◆ EXERCISE: Determine how many lines in the records below contain "Thumbs", then state that number alone.

◆ AVAILABLE DATA:
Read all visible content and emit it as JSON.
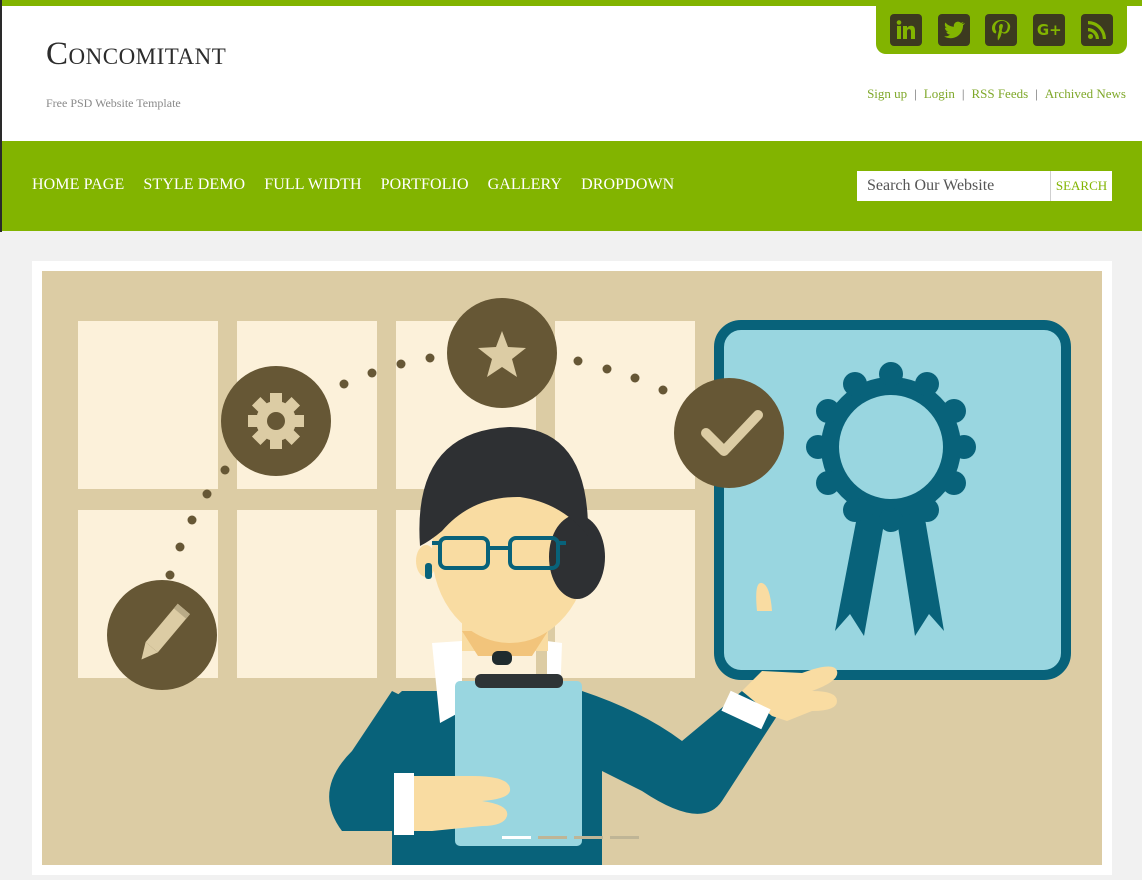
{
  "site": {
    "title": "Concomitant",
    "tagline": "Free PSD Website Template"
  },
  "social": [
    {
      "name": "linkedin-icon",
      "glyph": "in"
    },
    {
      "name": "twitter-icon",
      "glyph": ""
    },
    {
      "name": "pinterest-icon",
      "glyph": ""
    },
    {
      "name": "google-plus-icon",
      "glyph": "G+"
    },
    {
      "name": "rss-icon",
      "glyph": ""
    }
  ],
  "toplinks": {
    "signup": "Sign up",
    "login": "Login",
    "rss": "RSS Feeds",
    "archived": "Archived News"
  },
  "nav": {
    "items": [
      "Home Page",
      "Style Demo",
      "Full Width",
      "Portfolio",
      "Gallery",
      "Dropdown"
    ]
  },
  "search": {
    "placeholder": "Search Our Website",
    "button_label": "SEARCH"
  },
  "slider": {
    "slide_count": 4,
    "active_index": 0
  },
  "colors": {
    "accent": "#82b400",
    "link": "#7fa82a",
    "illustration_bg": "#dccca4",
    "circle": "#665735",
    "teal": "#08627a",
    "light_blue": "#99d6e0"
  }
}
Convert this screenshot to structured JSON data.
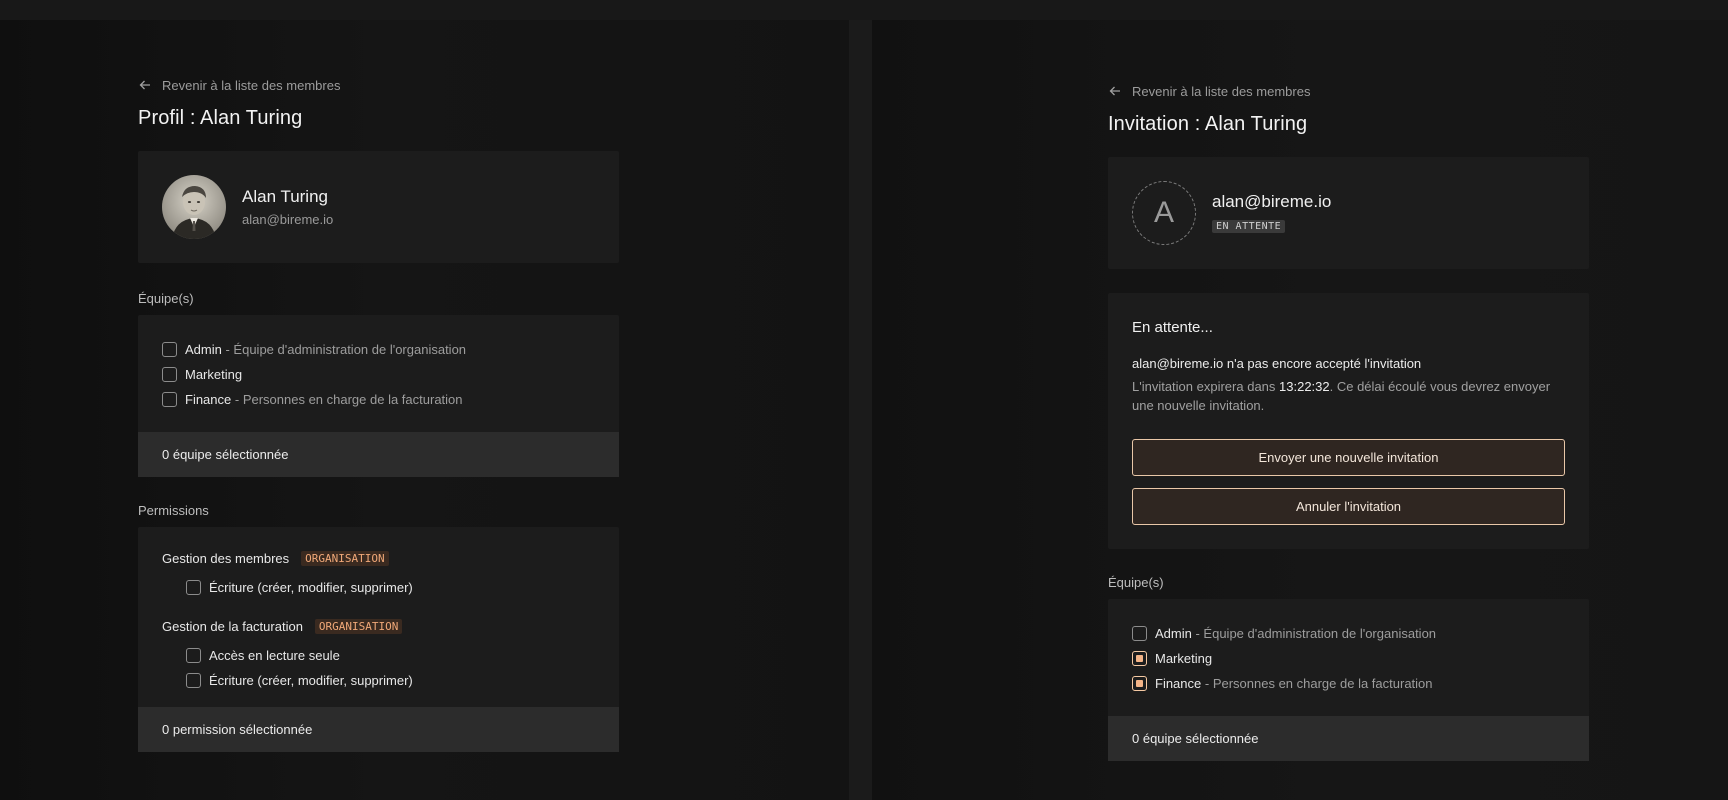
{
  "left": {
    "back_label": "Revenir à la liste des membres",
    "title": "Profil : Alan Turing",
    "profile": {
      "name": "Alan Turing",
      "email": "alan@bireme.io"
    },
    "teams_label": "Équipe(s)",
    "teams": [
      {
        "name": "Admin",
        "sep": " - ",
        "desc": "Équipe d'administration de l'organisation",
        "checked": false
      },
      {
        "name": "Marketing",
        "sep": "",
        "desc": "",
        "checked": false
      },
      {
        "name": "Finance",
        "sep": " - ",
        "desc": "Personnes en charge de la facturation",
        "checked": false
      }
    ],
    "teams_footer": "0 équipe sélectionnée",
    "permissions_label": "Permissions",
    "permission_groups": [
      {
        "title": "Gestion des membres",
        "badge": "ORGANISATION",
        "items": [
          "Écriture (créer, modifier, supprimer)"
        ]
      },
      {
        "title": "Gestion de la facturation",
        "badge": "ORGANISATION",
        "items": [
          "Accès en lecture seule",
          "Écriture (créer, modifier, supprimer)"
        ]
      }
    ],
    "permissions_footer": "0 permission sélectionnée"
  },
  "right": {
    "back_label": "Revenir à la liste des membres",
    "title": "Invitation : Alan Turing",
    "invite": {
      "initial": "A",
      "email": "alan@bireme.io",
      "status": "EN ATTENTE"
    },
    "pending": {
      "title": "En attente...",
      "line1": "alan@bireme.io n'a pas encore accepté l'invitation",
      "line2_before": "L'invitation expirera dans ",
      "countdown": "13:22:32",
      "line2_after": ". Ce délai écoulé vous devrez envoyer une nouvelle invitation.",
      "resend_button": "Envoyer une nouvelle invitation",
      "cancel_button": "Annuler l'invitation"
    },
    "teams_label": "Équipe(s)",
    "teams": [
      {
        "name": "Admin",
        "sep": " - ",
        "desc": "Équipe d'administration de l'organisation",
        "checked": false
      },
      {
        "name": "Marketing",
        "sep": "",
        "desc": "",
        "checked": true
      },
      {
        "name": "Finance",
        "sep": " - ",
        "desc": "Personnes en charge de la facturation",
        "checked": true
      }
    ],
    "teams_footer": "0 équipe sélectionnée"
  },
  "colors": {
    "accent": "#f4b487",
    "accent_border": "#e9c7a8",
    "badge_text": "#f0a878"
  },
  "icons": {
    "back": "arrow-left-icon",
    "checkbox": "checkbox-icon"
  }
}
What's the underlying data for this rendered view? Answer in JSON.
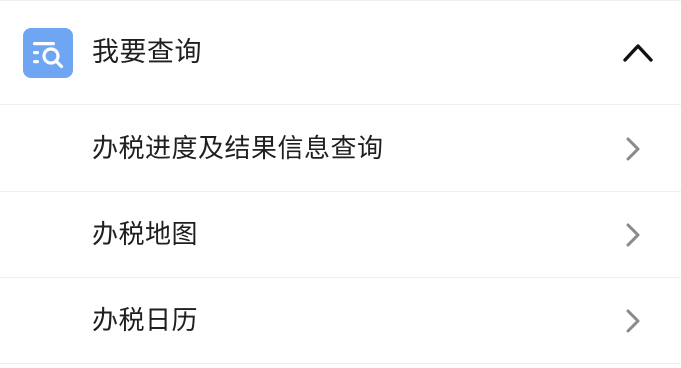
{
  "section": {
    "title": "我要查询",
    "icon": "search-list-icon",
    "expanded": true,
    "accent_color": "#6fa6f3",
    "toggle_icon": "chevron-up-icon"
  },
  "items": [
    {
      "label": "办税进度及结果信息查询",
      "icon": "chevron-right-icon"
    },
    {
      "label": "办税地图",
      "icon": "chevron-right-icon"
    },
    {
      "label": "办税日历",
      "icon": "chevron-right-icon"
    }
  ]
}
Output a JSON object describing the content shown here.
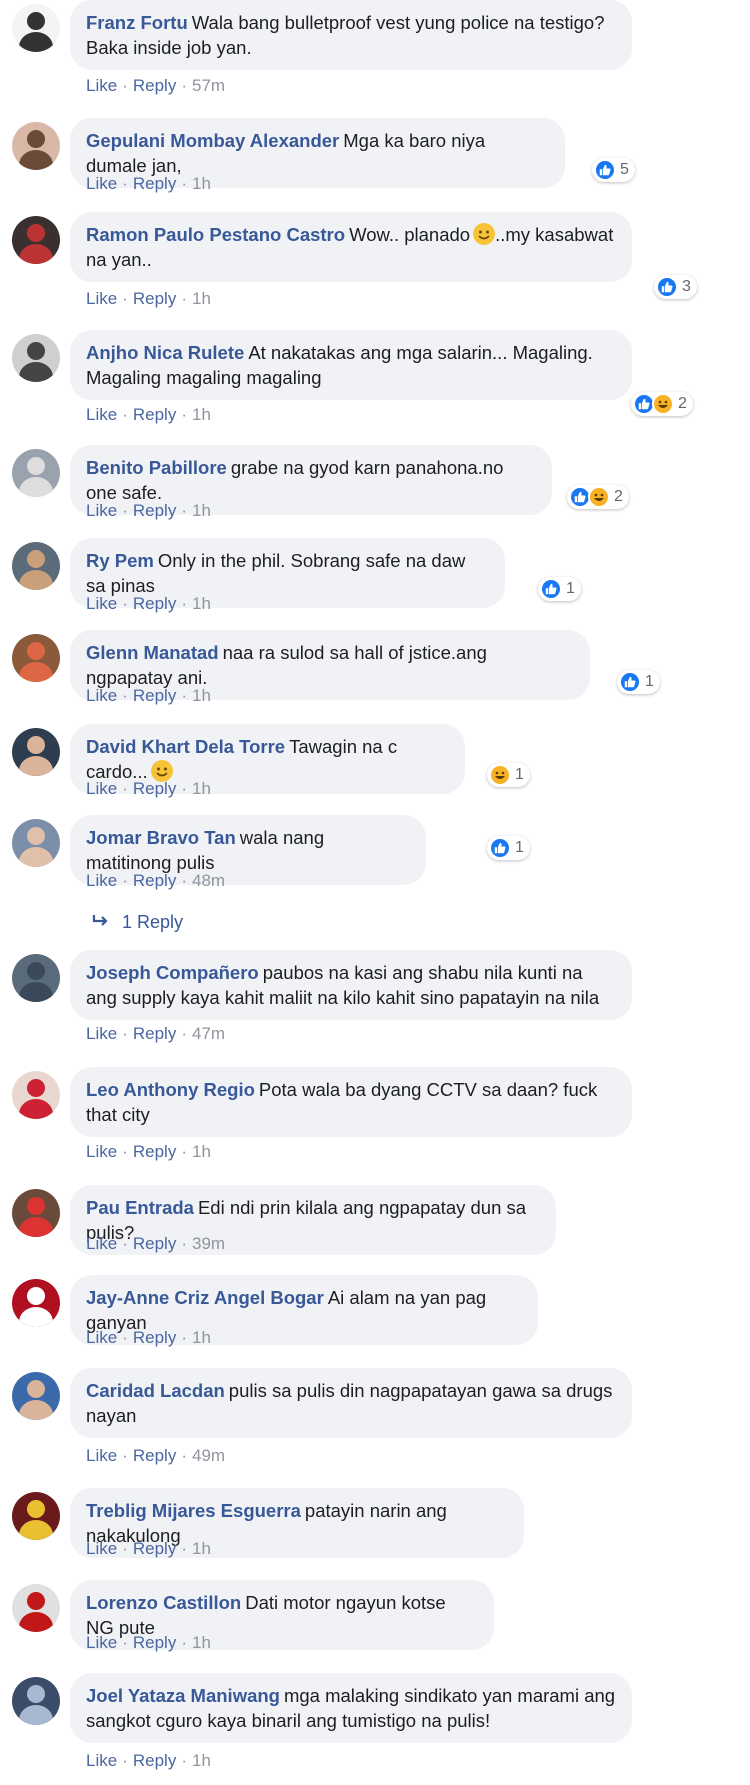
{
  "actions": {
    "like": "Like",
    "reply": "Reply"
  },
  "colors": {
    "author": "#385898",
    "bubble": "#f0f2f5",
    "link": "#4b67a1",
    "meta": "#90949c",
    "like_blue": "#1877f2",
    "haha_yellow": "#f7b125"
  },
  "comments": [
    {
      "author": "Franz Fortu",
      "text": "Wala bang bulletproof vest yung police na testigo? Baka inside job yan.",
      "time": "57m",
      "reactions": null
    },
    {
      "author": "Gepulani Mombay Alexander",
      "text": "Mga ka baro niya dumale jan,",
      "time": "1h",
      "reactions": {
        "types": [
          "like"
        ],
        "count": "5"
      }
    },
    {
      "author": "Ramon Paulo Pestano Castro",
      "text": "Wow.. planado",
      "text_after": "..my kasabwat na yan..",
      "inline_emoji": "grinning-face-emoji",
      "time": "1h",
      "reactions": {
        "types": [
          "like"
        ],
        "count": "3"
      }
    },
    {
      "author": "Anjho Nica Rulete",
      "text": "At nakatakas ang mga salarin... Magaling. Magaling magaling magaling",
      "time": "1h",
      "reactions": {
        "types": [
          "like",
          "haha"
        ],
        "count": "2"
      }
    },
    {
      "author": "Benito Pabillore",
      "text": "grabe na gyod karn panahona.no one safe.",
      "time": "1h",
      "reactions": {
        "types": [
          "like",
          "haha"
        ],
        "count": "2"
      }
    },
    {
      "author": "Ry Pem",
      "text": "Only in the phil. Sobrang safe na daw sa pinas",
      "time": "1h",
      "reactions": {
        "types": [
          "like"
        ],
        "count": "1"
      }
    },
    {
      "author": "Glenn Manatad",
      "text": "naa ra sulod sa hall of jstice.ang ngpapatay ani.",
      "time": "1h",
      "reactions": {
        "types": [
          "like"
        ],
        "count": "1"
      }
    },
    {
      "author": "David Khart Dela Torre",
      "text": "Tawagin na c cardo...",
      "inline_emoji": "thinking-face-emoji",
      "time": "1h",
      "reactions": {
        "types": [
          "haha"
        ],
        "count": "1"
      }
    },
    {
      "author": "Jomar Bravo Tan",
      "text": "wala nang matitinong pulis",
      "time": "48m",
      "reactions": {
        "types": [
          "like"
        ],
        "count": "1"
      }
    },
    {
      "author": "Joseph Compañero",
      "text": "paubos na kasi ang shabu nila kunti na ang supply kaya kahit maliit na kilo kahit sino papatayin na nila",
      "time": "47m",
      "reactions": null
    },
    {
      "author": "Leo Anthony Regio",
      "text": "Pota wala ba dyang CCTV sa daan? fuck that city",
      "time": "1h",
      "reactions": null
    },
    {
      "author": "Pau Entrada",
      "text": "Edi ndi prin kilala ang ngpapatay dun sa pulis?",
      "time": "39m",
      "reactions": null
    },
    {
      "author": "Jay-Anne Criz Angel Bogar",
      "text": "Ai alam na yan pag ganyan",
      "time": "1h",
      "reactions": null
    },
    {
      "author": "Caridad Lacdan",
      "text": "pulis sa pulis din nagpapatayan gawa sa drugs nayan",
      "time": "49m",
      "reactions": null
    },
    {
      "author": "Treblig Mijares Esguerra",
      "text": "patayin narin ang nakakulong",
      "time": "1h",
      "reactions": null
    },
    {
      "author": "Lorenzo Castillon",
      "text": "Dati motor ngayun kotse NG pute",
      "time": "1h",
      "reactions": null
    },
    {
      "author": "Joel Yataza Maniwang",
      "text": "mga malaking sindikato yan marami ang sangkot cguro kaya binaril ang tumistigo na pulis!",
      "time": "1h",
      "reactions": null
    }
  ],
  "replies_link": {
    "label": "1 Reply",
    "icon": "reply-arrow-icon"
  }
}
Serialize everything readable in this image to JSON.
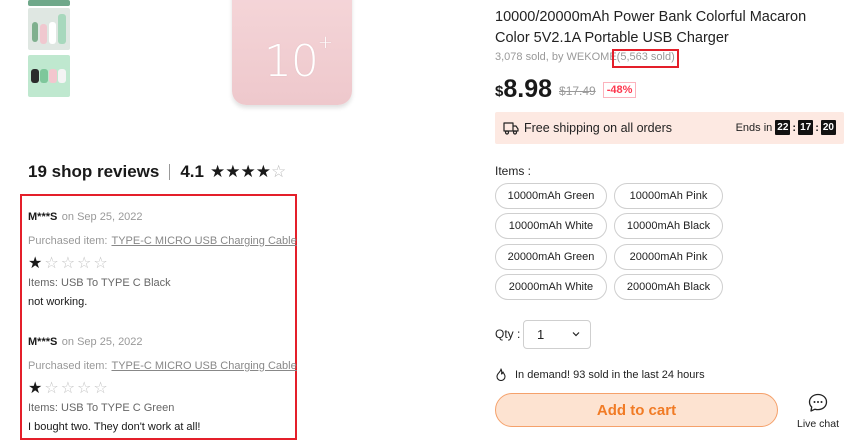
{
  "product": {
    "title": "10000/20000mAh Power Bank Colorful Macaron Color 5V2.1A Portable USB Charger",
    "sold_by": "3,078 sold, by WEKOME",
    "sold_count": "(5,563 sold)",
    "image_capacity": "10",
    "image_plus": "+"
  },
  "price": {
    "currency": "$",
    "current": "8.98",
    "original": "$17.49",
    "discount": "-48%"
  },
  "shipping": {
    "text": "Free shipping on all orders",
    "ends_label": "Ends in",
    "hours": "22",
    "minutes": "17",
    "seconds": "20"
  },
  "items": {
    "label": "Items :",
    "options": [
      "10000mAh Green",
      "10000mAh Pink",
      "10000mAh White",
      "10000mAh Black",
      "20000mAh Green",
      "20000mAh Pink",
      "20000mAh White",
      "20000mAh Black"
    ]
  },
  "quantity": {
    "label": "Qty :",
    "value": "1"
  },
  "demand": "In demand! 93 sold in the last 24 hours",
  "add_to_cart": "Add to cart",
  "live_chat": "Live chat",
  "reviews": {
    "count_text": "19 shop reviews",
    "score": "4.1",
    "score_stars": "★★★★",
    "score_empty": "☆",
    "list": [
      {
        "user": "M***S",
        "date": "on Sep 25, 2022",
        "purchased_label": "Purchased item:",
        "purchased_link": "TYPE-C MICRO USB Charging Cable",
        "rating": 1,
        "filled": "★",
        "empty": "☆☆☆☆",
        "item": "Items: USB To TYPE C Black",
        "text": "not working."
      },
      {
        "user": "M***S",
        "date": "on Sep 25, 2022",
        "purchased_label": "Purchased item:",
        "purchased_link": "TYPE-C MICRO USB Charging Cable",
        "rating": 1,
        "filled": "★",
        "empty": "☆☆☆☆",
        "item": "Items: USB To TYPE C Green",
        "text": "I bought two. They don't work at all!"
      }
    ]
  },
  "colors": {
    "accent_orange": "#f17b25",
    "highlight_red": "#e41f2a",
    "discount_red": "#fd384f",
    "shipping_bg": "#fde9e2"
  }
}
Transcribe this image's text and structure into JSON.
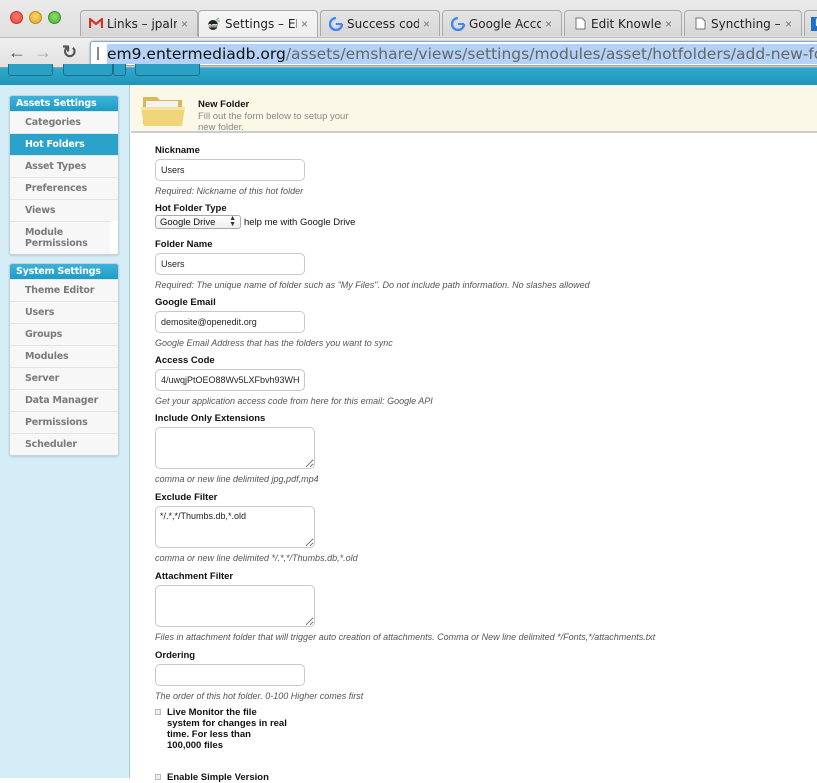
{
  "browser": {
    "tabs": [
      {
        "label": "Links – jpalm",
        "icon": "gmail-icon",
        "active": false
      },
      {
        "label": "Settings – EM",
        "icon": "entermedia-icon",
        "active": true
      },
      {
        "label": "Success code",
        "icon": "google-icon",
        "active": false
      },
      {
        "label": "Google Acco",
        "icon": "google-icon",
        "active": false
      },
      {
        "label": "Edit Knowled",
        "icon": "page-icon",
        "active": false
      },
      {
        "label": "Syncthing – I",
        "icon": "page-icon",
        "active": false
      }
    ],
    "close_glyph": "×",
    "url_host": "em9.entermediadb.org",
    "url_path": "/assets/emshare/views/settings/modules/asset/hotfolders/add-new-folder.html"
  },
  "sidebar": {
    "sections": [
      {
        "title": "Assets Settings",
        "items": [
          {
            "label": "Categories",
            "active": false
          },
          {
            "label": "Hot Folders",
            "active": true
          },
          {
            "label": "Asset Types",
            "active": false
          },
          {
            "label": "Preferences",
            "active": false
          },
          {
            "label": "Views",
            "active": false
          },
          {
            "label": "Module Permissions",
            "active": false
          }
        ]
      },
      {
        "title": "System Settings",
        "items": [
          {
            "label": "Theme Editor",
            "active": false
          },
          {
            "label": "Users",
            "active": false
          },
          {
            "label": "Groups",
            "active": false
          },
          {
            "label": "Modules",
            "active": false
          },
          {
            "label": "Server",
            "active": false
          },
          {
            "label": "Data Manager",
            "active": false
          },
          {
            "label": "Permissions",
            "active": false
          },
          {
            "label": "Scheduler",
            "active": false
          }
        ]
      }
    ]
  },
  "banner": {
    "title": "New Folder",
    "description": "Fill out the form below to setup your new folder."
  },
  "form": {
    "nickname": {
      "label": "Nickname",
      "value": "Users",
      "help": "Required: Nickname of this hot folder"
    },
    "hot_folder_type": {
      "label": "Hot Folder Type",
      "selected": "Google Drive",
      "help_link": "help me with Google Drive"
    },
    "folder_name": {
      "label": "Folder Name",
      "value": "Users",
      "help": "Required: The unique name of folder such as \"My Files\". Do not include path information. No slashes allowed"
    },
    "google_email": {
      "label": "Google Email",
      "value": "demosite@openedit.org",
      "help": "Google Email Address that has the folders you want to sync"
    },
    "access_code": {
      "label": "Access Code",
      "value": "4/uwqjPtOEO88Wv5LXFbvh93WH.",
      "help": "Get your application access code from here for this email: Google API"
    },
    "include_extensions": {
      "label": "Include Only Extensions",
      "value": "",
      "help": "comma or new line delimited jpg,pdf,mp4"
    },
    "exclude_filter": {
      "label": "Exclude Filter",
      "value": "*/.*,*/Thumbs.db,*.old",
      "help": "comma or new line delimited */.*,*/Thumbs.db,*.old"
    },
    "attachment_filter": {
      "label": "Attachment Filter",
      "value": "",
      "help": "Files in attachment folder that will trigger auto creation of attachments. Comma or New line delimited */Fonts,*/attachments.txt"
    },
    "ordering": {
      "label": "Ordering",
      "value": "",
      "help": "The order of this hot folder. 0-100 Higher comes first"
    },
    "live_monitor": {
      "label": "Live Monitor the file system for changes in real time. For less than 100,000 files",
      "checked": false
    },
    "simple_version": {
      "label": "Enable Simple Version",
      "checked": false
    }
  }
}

◆ EXPECTED ANSWER: 2